INPUT RECORDS
-*-

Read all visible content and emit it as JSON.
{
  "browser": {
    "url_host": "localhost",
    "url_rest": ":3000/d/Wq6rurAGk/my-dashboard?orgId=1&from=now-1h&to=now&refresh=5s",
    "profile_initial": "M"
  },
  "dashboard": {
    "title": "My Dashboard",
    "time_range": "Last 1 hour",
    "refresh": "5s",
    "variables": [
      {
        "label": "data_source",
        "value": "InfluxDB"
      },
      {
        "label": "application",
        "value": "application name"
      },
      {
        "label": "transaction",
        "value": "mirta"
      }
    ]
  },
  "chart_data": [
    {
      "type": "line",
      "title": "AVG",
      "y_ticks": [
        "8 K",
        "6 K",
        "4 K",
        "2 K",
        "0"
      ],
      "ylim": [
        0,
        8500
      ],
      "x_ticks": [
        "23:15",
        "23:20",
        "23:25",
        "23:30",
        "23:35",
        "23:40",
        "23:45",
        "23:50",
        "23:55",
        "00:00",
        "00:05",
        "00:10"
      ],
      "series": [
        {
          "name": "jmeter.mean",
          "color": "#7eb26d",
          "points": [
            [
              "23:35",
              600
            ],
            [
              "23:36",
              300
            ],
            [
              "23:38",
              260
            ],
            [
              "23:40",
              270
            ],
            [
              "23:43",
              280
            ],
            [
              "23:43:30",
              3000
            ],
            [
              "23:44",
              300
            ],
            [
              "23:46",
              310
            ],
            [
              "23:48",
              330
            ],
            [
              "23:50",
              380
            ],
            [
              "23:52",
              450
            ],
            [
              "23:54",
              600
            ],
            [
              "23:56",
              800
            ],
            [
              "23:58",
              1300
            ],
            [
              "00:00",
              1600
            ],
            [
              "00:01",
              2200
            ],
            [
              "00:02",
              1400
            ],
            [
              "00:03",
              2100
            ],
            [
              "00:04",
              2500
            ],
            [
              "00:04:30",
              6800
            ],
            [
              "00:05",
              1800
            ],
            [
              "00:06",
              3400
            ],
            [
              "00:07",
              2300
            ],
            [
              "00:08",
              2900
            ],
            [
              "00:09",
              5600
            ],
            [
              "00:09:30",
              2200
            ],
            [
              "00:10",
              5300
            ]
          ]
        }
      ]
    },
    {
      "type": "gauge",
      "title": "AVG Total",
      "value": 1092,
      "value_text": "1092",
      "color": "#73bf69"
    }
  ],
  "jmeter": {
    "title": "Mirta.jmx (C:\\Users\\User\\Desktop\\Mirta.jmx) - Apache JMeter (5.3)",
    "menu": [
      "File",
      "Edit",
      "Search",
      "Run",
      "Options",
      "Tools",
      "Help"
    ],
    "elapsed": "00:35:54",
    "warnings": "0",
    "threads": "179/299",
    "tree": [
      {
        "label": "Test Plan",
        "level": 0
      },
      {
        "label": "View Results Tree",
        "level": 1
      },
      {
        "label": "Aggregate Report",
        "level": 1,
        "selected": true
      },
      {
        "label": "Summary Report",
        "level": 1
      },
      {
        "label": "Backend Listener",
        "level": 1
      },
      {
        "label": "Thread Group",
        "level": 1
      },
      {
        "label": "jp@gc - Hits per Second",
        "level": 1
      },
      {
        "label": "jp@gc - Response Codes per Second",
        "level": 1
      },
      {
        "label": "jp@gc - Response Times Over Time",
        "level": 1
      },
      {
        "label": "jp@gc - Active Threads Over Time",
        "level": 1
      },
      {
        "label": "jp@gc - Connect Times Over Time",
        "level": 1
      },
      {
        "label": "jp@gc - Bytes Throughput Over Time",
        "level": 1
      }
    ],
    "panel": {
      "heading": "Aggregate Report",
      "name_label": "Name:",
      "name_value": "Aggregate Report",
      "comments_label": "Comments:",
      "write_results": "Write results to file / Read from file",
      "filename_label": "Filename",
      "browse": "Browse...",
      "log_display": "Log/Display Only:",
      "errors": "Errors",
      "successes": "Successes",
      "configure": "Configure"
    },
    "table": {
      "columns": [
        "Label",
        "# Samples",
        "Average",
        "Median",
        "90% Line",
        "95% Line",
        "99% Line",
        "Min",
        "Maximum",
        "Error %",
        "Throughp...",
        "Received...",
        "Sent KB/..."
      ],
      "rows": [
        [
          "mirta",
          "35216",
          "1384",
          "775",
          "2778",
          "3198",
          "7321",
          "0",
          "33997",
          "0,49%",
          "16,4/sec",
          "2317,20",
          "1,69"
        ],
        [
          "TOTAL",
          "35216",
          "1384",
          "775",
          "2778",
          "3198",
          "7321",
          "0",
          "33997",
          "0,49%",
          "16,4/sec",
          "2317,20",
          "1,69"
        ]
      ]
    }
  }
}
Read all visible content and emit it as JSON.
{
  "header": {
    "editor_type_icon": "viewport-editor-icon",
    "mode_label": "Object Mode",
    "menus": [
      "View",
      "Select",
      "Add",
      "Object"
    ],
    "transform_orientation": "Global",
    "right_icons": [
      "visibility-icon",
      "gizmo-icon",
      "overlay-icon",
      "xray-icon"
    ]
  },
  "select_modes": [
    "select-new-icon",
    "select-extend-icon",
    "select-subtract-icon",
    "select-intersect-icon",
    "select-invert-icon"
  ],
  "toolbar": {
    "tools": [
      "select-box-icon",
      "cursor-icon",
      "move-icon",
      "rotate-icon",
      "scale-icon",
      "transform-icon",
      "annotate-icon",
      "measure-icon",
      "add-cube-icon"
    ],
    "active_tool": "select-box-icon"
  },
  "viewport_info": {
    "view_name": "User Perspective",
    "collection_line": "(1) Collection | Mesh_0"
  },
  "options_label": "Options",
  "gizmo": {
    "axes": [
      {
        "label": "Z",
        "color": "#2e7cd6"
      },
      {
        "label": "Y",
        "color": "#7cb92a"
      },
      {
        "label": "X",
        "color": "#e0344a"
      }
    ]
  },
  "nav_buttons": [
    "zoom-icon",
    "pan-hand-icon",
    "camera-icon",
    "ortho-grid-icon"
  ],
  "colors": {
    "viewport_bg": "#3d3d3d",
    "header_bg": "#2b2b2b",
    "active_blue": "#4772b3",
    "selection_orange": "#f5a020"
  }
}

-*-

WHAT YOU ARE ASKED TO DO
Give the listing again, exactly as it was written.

WRITTEN RESPONSE
Read all visible content and emit it as JSON.
{
  "browser": {
    "url_host": "localhost",
    "url_rest": ":3000/d/Wq6rurAGk/my-dashboard?orgId=1&from=now-1h&to=now&refresh=5s",
    "profile_initial": "M"
  },
  "dashboard": {
    "title": "My Dashboard",
    "time_range": "Last 1 hour",
    "refresh": "5s",
    "variables": [
      {
        "label": "data_source",
        "value": "InfluxDB"
      },
      {
        "label": "application",
        "value": "application name"
      },
      {
        "label": "transaction",
        "value": "mirta"
      }
    ]
  },
  "chart_data": [
    {
      "type": "line",
      "title": "AVG",
      "y_ticks": [
        "8 K",
        "6 K",
        "4 K",
        "2 K",
        "0"
      ],
      "ylim": [
        0,
        8500
      ],
      "x_ticks": [
        "23:15",
        "23:20",
        "23:25",
        "23:30",
        "23:35",
        "23:40",
        "23:45",
        "23:50",
        "23:55",
        "00:00",
        "00:05",
        "00:10"
      ],
      "series": [
        {
          "name": "jmeter.mean",
          "color": "#7eb26d",
          "points": [
            [
              "23:35",
              600
            ],
            [
              "23:36",
              300
            ],
            [
              "23:38",
              260
            ],
            [
              "23:40",
              270
            ],
            [
              "23:43",
              280
            ],
            [
              "23:43:30",
              3000
            ],
            [
              "23:44",
              300
            ],
            [
              "23:46",
              310
            ],
            [
              "23:48",
              330
            ],
            [
              "23:50",
              380
            ],
            [
              "23:52",
              450
            ],
            [
              "23:54",
              600
            ],
            [
              "23:56",
              800
            ],
            [
              "23:58",
              1300
            ],
            [
              "00:00",
              1600
            ],
            [
              "00:01",
              2200
            ],
            [
              "00:02",
              1400
            ],
            [
              "00:03",
              2100
            ],
            [
              "00:04",
              2500
            ],
            [
              "00:04:30",
              6800
            ],
            [
              "00:05",
              1800
            ],
            [
              "00:06",
              3400
            ],
            [
              "00:07",
              2300
            ],
            [
              "00:08",
              2900
            ],
            [
              "00:09",
              5600
            ],
            [
              "00:09:30",
              2200
            ],
            [
              "00:10",
              5300
            ]
          ]
        }
      ]
    },
    {
      "type": "gauge",
      "title": "AVG Total",
      "value": 1092,
      "value_text": "1092",
      "color": "#73bf69"
    }
  ],
  "jmeter": {
    "title": "Mirta.jmx (C:\\Users\\User\\Desktop\\Mirta.jmx) - Apache JMeter (5.3)",
    "menu": [
      "File",
      "Edit",
      "Search",
      "Run",
      "Options",
      "Tools",
      "Help"
    ],
    "elapsed": "00:35:54",
    "warnings": "0",
    "threads": "179/299",
    "tree": [
      {
        "label": "Test Plan",
        "level": 0
      },
      {
        "label": "View Results Tree",
        "level": 1
      },
      {
        "label": "Aggregate Report",
        "level": 1,
        "selected": true
      },
      {
        "label": "Summary Report",
        "level": 1
      },
      {
        "label": "Backend Listener",
        "level": 1
      },
      {
        "label": "Thread Group",
        "level": 1
      },
      {
        "label": "jp@gc - Hits per Second",
        "level": 1
      },
      {
        "label": "jp@gc - Response Codes per Second",
        "level": 1
      },
      {
        "label": "jp@gc - Response Times Over Time",
        "level": 1
      },
      {
        "label": "jp@gc - Active Threads Over Time",
        "level": 1
      },
      {
        "label": "jp@gc - Connect Times Over Time",
        "level": 1
      },
      {
        "label": "jp@gc - Bytes Throughput Over Time",
        "level": 1
      }
    ],
    "panel": {
      "heading": "Aggregate Report",
      "name_label": "Name:",
      "name_value": "Aggregate Report",
      "comments_label": "Comments:",
      "write_results": "Write results to file / Read from file",
      "filename_label": "Filename",
      "browse": "Browse...",
      "log_display": "Log/Display Only:",
      "errors": "Errors",
      "successes": "Successes",
      "configure": "Configure"
    },
    "table": {
      "columns": [
        "Label",
        "# Samples",
        "Average",
        "Median",
        "90% Line",
        "95% Line",
        "99% Line",
        "Min",
        "Maximum",
        "Error %",
        "Throughp...",
        "Received...",
        "Sent KB/..."
      ],
      "rows": [
        [
          "mirta",
          "35216",
          "1384",
          "775",
          "2778",
          "3198",
          "7321",
          "0",
          "33997",
          "0,49%",
          "16,4/sec",
          "2317,20",
          "1,69"
        ],
        [
          "TOTAL",
          "35216",
          "1384",
          "775",
          "2778",
          "3198",
          "7321",
          "0",
          "33997",
          "0,49%",
          "16,4/sec",
          "2317,20",
          "1,69"
        ]
      ]
    }
  }
}
Read all visible content and emit it as JSON.
{
  "header": {
    "editor_type_icon": "viewport-editor-icon",
    "mode_label": "Object Mode",
    "menus": [
      "View",
      "Select",
      "Add",
      "Object"
    ],
    "transform_orientation": "Global",
    "right_icons": [
      "visibility-icon",
      "gizmo-icon",
      "overlay-icon",
      "xray-icon"
    ]
  },
  "select_modes": [
    "select-new-icon",
    "select-extend-icon",
    "select-subtract-icon",
    "select-intersect-icon",
    "select-invert-icon"
  ],
  "toolbar": {
    "tools": [
      "select-box-icon",
      "cursor-icon",
      "move-icon",
      "rotate-icon",
      "scale-icon",
      "transform-icon",
      "annotate-icon",
      "measure-icon",
      "add-cube-icon"
    ],
    "active_tool": "select-box-icon"
  },
  "viewport_info": {
    "view_name": "User Perspective",
    "collection_line": "(1) Collection | Mesh_0"
  },
  "options_label": "Options",
  "gizmo": {
    "axes": [
      {
        "label": "Z",
        "color": "#2e7cd6"
      },
      {
        "label": "Y",
        "color": "#7cb92a"
      },
      {
        "label": "X",
        "color": "#e0344a"
      }
    ]
  },
  "nav_buttons": [
    "zoom-icon",
    "pan-hand-icon",
    "camera-icon",
    "ortho-grid-icon"
  ],
  "colors": {
    "viewport_bg": "#3d3d3d",
    "header_bg": "#2b2b2b",
    "active_blue": "#4772b3",
    "selection_orange": "#f5a020"
  }
}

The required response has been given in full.